American Community Survey (ACS), U.S. Census, 2010-2014. State figures are based on ACS 1-year estimates, while regional figures are based on ACS 5-year estimates. http://factfinder2.census.gov
STEM Degrees Awarded
STEM degrees are defined using the STEM-Designated Degree Program List (pdf) of the Department of Homeland Security (DHS). Degree data are from the National Center for Education Statistics (NCES), Integrated Postsecondary Education Data System (IPEDS), Completions (C) and Institutional Characteristics (IC) files: www.nces.ed.gov/ipeds/.
The first four years were revised release files and 2012-2013 was a provisional release file. All institutional awards are counted (first and second degrees). Two degree levels are computed: (1) associate's, (2) bachelor's and above (bachelor's, master's, doctorate, and first-professional degrees only). First-professional degrees are degrees that are required to start practice in a profession and require at least six academic years of total college work.
Institutional awards other than degrees are not counted (e.g., certificates).
Degrees are computed for public, private non-profit, and private for-profit institutions. Institutions are associated with a state based on legal address information (state abbreviation) from the IPEDS Institutional Characteristics (IC) file.
Middle Skill Gap
The National Skills Coalition, Virginia Fact Sheet (pdf)
National Science Foundation, Science and Engineering Indicators, 2016
S&E occupations are defined by 77 standard occupational codes that encompass mathematical, computer, life, physical, and social scientists; engineers; and post-secondary teachers in any of these S&E fields. People with job titles such as manager are excluded. Because of this difference and the sample-based nature of the data, estimates for sparsely populated states and the District of Columbia may be imprecise.
NOTE: The District of Columbia has been omitted from the chart. The District of Columbia is an outlier with 10.2 percent in S&E occupations, but this is partly due to a high percentage of people working in or with the federal government.
Calculations based on gross domestic product and employment data from the Bureau of Economic Analysis (www.bea.gov/regional/index.htm); dollars are measured in terms of 2009 chained dollars. The District of Columbia is excluded in the state rankings.
High School Credentialing
Virginia Department of Education, Office of Career and Technical Education, High School Industry Credentialing
Career and technical education programs are, on average, two-year programs designed to train technicians, semiprofessional workers, apprentices, and skilled trades workers for employment in industry, business, the professions, and government. Such programs are offered in a number of fields from agriculture to health and medicine.
Career Readiness Certificate (CRC)

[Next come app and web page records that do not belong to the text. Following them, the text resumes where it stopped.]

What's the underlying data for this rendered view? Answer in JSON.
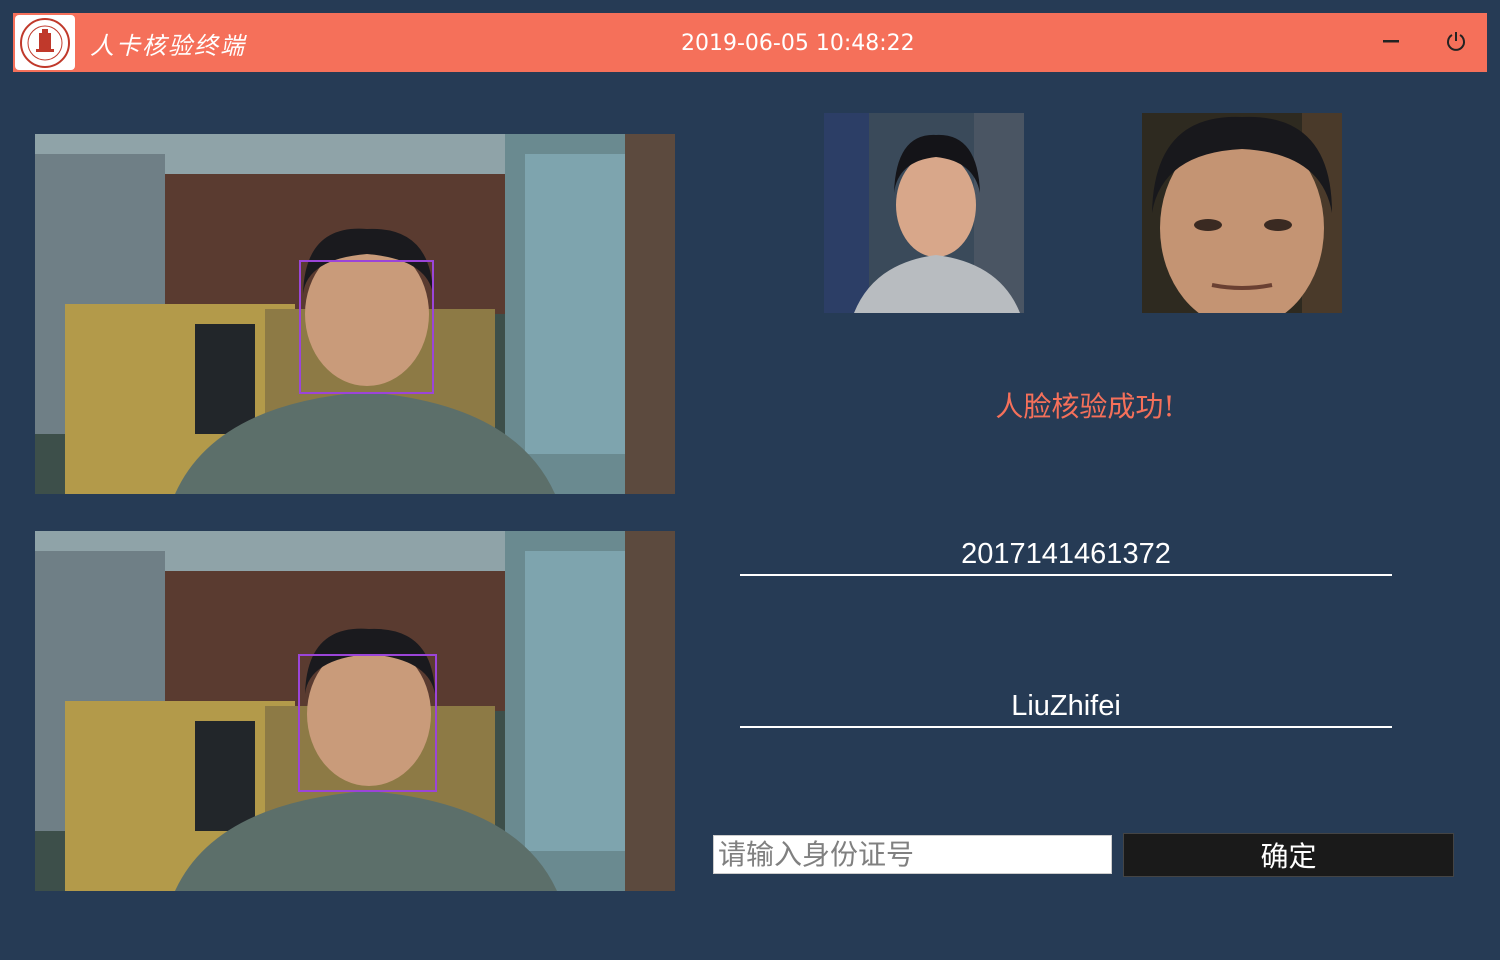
{
  "titlebar": {
    "app_title": "人卡核验终端",
    "datetime": "2019-06-05 10:48:22",
    "minimize_icon": "minus-icon",
    "power_icon": "power-icon",
    "color": "#f5705a"
  },
  "camera": {
    "feeds": [
      "live-camera-feed",
      "captured-frame"
    ],
    "face_box_color": "#9b45d8"
  },
  "photos": {
    "id_card_photo": "id-card-face-photo",
    "captured_photo": "captured-face-photo"
  },
  "result": {
    "status_text": "人脸核验成功!",
    "id_number": "2017141461372",
    "name": "LiuZhifei"
  },
  "form": {
    "input_placeholder": "请输入身份证号",
    "input_value": "",
    "confirm_label": "确定"
  },
  "colors": {
    "background": "#263b55",
    "accent": "#f5705a"
  }
}
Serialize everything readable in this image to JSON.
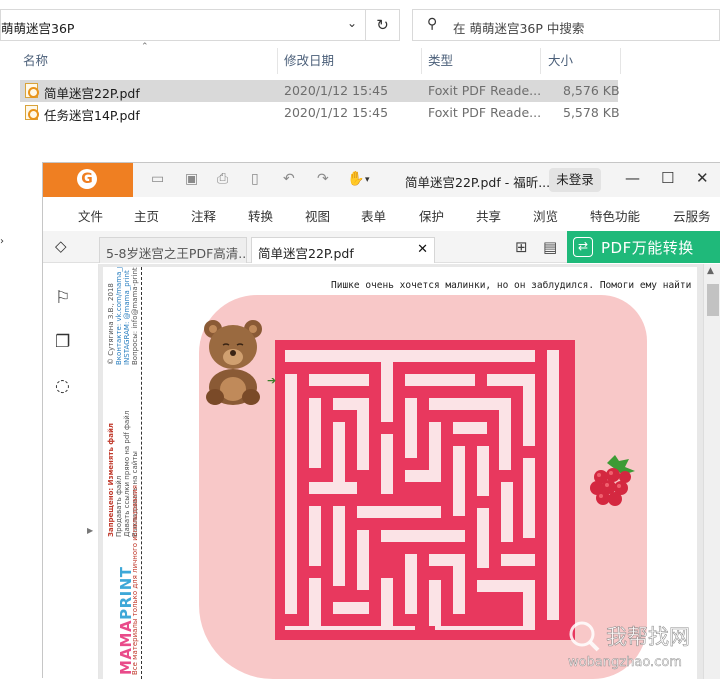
{
  "explorer": {
    "address_path": "萌萌迷宫36P",
    "search_placeholder": "在 萌萌迷宫36P 中搜索",
    "columns": {
      "name": "名称",
      "modified": "修改日期",
      "type": "类型",
      "size": "大小"
    },
    "files": [
      {
        "name": "简单迷宫22P.pdf",
        "modified": "2020/1/12 15:45",
        "type": "Foxit PDF Reade...",
        "size": "8,576 KB",
        "selected": true
      },
      {
        "name": "任务迷宫14P.pdf",
        "modified": "2020/1/12 15:45",
        "type": "Foxit PDF Reade...",
        "size": "5,578 KB",
        "selected": false
      }
    ]
  },
  "foxit": {
    "window_title": "简单迷宫22P.pdf - 福昕...",
    "login_label": "未登录",
    "accent_color": "#ef7f22",
    "menu": [
      "文件",
      "主页",
      "注释",
      "转换",
      "视图",
      "表单",
      "保护",
      "共享",
      "浏览",
      "特色功能",
      "云服务"
    ],
    "tabs": [
      {
        "label": "5-8岁迷宫之王PDF高清...",
        "active": false
      },
      {
        "label": "简单迷宫22P.pdf",
        "active": true
      }
    ],
    "convert_label": "PDF万能转换",
    "convert_color": "#1fb97a",
    "document": {
      "caption": "Пишке очень хочется малинки, но он заблудился. Помоги ему найти путь.",
      "brand_part1": "MAMA",
      "brand_part2": "PRINT",
      "sidebar_line1": "© Сутягина З.В., 2018",
      "sidebar_line2": "Вконтакте: vk.com/mama_print",
      "sidebar_line3": "INSTAGRAM: @mama_print",
      "sidebar_line4": "Вопросы: info@mama-print.ru",
      "sidebar_line5": "Запрещено: Изменять файл",
      "sidebar_line6": "Продавать файл",
      "sidebar_line7": "Давать ссылки прямо на pdf файл",
      "sidebar_line8": "Выкладывать на сайты",
      "sidebar_line9": "Все материалы только для личного использования",
      "maze_color": "#e8385e"
    }
  },
  "watermark": {
    "text1": "我帮找网",
    "text2": "wobangzhao.com"
  }
}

The Career Readiness Certificate is counted as a national industry certification within the Virginia Department of Education's Career and Technical Industry Certifications category.
Career Readiness Consortium, nationaloccorg.siteprotect.net/crc/state-news.htm
Regions: Virginia Community College System (VCCS), www.vccs.edu/workforce/career-readiness-certificate/
NOTE: Federal Fiscal Year (October 1 to September 30)
See the Data Sources and Updates Calendar for a detailed list of the data resources used for indicator measures on Virginia Performs.